Meditation is the essence of true relaxation in that it slows down the nervous system and induces the stress response within the brain. Harvard physician, Herbert Benson, M.D., has trained cardiac patients to manage blood pressure and heart conditions through this practice of meditation. It is the basis of mind/body medicine. The benefits of daily meditation are plentiful. Studies have found that regular meditators see physicians less often, spend fewer days in the hospital, and have improved memory, increased creativity, decreased hypertension and faster reaction times. In addition, such individuals enjoy more fulfilling relationships with decreased stress, anxiety and depression (Williams & Penman, 2011).

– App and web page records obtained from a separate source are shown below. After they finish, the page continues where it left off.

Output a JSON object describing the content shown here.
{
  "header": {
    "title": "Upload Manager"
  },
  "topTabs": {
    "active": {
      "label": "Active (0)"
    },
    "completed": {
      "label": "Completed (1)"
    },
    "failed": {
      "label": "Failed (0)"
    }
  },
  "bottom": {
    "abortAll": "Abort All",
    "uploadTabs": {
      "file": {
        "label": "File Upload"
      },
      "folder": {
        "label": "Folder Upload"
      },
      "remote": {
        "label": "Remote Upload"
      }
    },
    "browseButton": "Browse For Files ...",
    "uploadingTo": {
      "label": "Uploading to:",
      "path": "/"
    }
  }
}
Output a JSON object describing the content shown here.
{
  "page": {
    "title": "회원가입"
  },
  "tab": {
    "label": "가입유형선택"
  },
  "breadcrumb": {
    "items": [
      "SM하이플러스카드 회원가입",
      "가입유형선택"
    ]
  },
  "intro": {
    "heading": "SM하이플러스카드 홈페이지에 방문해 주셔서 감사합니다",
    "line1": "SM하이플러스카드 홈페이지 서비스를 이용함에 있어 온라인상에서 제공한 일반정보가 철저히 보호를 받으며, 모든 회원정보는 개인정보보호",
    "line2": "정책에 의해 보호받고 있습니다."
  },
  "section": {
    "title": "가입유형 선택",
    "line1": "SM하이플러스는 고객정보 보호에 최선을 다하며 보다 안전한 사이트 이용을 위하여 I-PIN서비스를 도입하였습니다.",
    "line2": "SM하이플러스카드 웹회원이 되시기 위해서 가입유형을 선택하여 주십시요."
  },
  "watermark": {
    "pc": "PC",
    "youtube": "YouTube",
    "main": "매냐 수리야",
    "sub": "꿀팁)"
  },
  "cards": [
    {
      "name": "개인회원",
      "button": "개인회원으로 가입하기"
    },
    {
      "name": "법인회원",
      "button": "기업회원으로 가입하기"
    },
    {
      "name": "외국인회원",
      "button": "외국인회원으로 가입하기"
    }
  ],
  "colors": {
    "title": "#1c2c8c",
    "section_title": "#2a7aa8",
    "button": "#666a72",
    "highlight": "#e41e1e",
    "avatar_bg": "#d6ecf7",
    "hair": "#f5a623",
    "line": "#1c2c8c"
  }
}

According to the ancient Chinese philosopher, Lao Tzu, “If you are depressed, you are living in the past. If you are anxious, you are living in the future. If you are at peace, you are living in the present.” By practicing mindful meditation, one learns to detach from random thoughts, realizing that no emotional state is permanent and that negative thoughts are transient. This allows one to work through feelings of depression by focusing on the here and now.

An important outcome of mindfulness is that that it leads to a heightened awareness of one’s world and surroundings. Once we are grounded and at peace within ourselves, we are better prepared to fully appreciate and take in all aspects of the world. One approaches life in a mindful way by remaining fully present and accessing all of one’s senses to experience one moment at a time. This is related to the Buddhist principle that we are one with everything and that all feelings or thoughts should be treated equally without the need to maintain control.

When we are fully engaged with one activity at a time, we allow ourselves to “savor” moments and experiences. It does not matter the activity – eating a cookie, taking a shower or walking in the park – each task is approached with a mindful awareness of how all of the senses are being experienced. For example, when practicing mindful eating, one is encouraged to take time to notice the texture, taste and aroma of a given food. By taking time to savor a food item, we give the body time to feel full, which avoids overeating and more enjoyment of our meals.

Whether one embarks on the disciplined journey of mindful meditation or simply approaches life experiences with a mindful attitude, the end result will be a heightened sense of peace and well-being as well as a multitude of physical and psychological health benefits.

 

Resources:
Williams, Mark and Penman, Danny: Mindfulness: An Eight-Week Plan for Finding Peace in a Frantic World (Rodale Press, 2011).
Williams, Mark; Teasdale, John; Segal, Zindel and Kabat-Zinn, Jon: The Mindful Way Through Depression (Guilford Press, 2007).